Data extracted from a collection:
--- START ---

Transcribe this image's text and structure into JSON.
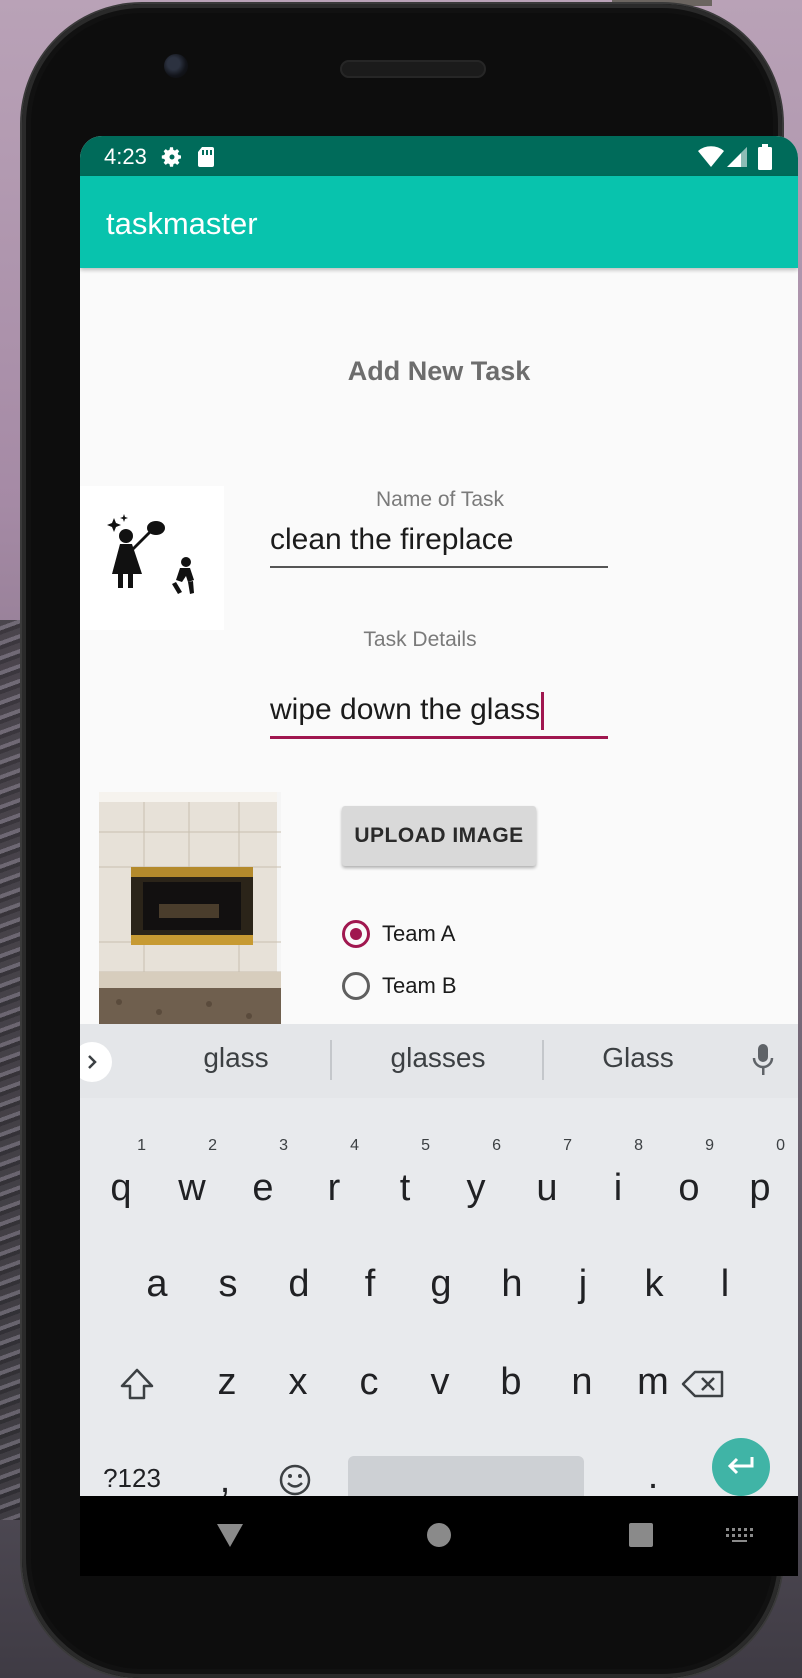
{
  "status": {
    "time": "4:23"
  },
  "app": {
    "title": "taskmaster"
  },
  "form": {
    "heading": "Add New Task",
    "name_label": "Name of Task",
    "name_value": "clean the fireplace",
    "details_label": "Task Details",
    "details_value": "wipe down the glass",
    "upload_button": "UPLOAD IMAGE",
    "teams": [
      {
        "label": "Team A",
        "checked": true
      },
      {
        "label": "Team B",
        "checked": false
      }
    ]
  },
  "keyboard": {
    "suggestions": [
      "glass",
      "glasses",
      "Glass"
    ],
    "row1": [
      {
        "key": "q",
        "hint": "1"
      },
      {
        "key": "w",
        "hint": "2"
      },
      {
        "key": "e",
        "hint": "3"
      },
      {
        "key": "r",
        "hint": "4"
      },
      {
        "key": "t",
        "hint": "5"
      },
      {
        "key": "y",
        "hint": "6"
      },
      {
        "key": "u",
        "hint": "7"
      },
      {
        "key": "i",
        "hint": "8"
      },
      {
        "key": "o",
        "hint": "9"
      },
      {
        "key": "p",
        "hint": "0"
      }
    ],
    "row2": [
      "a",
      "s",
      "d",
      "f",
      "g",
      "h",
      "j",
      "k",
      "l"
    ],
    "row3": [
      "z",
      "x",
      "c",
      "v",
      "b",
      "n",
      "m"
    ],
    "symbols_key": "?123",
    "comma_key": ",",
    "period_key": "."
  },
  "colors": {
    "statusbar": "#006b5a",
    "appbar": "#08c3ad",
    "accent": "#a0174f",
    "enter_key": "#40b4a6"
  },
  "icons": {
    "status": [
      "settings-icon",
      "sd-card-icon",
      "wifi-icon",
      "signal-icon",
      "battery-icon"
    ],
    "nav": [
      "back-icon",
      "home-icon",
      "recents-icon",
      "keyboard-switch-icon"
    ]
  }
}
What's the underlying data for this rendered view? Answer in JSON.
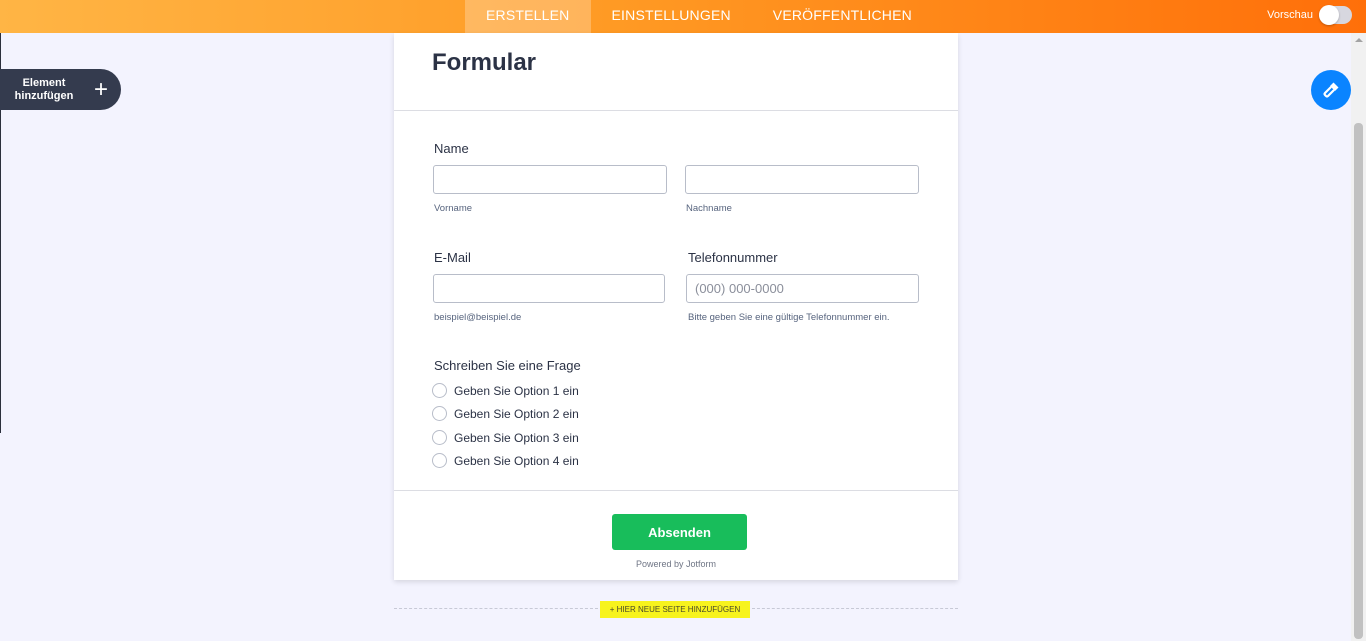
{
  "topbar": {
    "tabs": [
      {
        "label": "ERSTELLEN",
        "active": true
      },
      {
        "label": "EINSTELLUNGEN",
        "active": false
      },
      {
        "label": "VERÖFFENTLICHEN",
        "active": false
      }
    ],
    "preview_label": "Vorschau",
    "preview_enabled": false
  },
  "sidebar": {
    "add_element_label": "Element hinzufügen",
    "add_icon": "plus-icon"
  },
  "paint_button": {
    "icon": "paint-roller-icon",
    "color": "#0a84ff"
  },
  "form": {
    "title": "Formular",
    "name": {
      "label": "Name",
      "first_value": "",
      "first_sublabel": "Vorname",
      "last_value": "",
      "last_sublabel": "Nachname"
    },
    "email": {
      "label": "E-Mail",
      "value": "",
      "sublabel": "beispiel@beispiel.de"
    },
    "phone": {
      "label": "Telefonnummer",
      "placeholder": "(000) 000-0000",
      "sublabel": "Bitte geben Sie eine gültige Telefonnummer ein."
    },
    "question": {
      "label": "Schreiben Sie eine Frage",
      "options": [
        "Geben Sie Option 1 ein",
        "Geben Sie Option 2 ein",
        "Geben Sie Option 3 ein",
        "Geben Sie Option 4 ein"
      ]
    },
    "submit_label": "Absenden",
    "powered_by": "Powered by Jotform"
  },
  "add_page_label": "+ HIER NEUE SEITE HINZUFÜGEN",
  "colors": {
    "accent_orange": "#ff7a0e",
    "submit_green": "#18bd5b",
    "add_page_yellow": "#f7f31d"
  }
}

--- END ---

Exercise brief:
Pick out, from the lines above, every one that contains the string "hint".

Result of this task:
        "hint": "1"
        "hint": "2"
        "hint": "3"
        "hint": "4"
        "hint": "5"
        "hint": "6"
        "hint": "7"
        "hint": "8"
        "hint": "9"
        "hint": "0"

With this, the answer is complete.